_Prompt_
Print out the data exactly, keeping every image out of it.

_Data listing_
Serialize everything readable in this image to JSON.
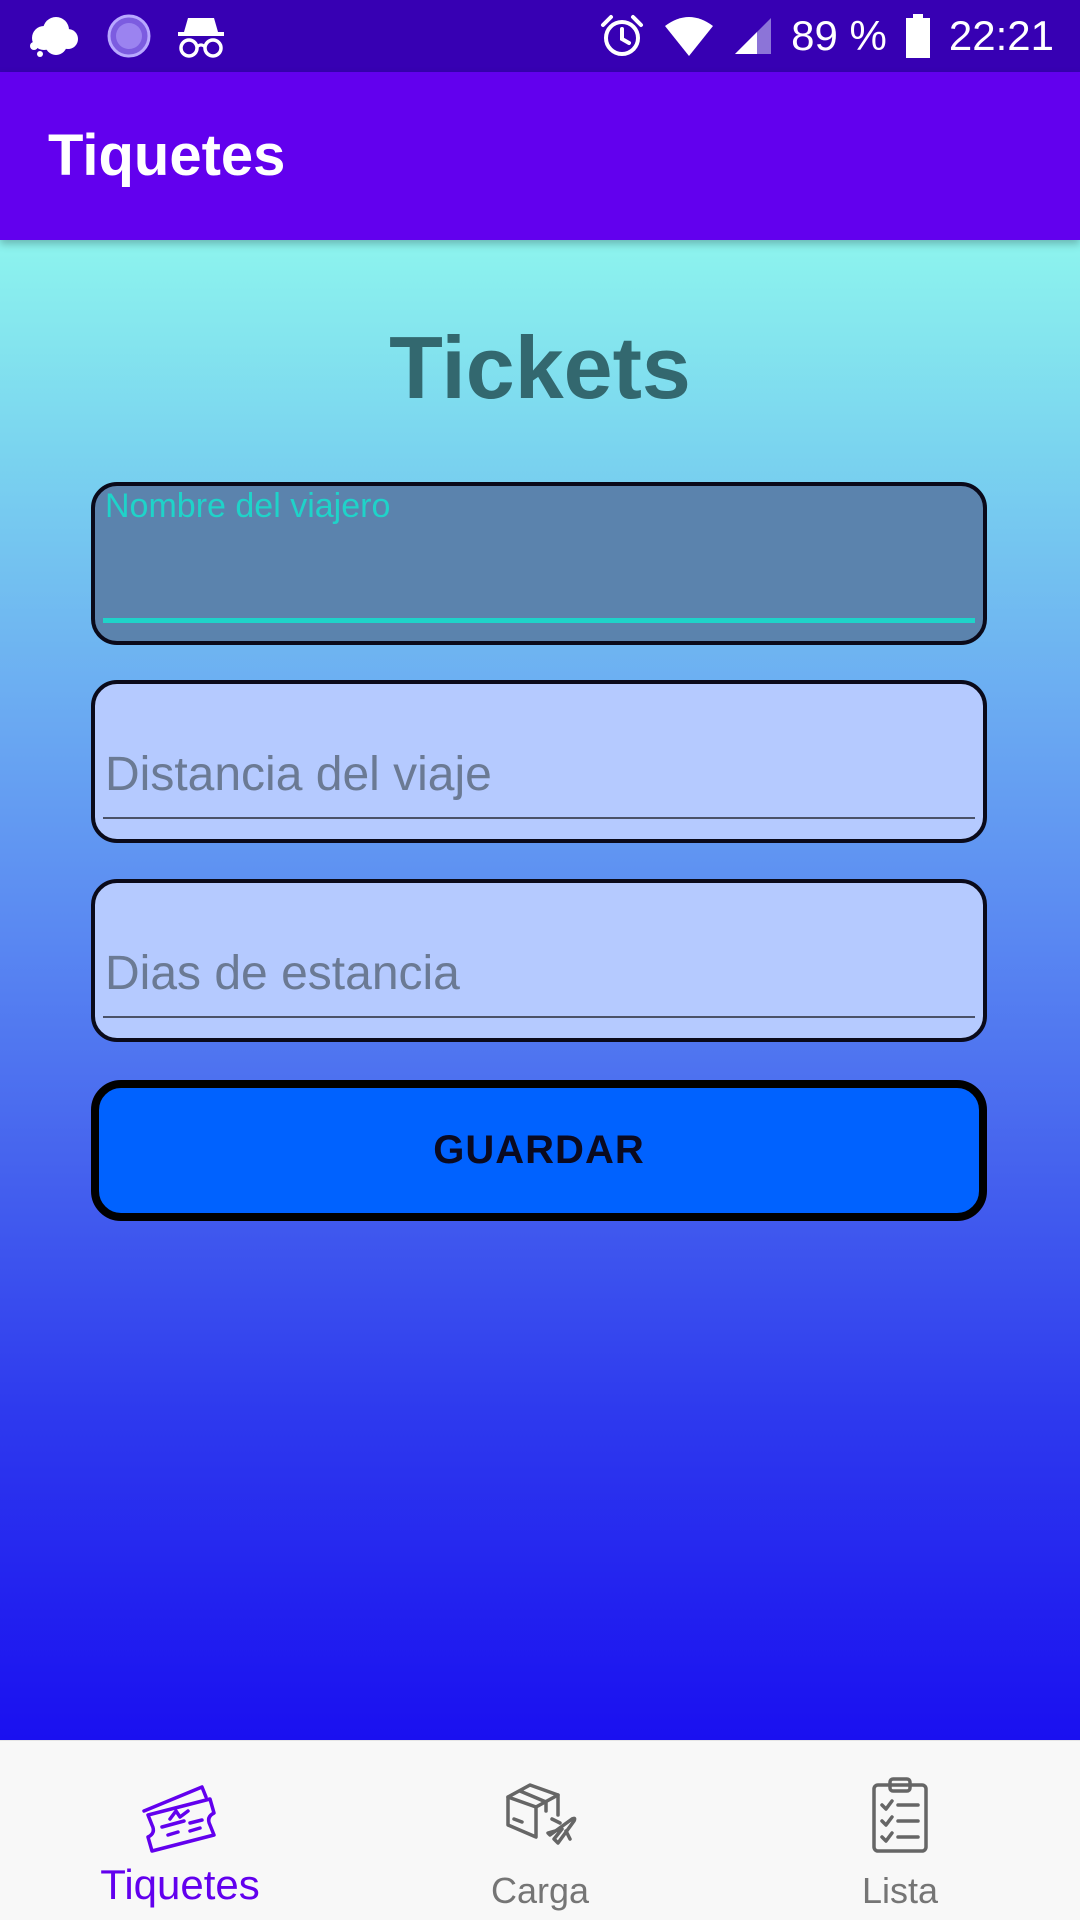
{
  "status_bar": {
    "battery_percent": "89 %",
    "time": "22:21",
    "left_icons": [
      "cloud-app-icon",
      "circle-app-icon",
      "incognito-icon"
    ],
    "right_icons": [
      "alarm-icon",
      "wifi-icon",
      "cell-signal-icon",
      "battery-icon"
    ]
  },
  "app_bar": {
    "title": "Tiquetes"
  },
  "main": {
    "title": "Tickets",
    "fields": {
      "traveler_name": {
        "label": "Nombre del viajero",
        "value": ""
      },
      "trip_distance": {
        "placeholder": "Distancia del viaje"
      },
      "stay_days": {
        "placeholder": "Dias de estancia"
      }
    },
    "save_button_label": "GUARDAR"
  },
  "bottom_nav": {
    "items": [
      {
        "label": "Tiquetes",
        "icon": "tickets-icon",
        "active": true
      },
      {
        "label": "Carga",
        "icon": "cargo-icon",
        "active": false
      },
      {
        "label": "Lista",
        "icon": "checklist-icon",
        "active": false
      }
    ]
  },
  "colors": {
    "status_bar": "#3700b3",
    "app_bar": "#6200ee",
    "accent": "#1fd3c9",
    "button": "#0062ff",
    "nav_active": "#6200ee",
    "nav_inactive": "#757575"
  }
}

_Task response_
Serialize everything readable in this image to JSON.
{
  "status_bar": {
    "battery_percent": "89 %",
    "time": "22:21",
    "left_icons": [
      "cloud-app-icon",
      "circle-app-icon",
      "incognito-icon"
    ],
    "right_icons": [
      "alarm-icon",
      "wifi-icon",
      "cell-signal-icon",
      "battery-icon"
    ]
  },
  "app_bar": {
    "title": "Tiquetes"
  },
  "main": {
    "title": "Tickets",
    "fields": {
      "traveler_name": {
        "label": "Nombre del viajero",
        "value": ""
      },
      "trip_distance": {
        "placeholder": "Distancia del viaje"
      },
      "stay_days": {
        "placeholder": "Dias de estancia"
      }
    },
    "save_button_label": "GUARDAR"
  },
  "bottom_nav": {
    "items": [
      {
        "label": "Tiquetes",
        "icon": "tickets-icon",
        "active": true
      },
      {
        "label": "Carga",
        "icon": "cargo-icon",
        "active": false
      },
      {
        "label": "Lista",
        "icon": "checklist-icon",
        "active": false
      }
    ]
  },
  "colors": {
    "status_bar": "#3700b3",
    "app_bar": "#6200ee",
    "accent": "#1fd3c9",
    "button": "#0062ff",
    "nav_active": "#6200ee",
    "nav_inactive": "#757575"
  }
}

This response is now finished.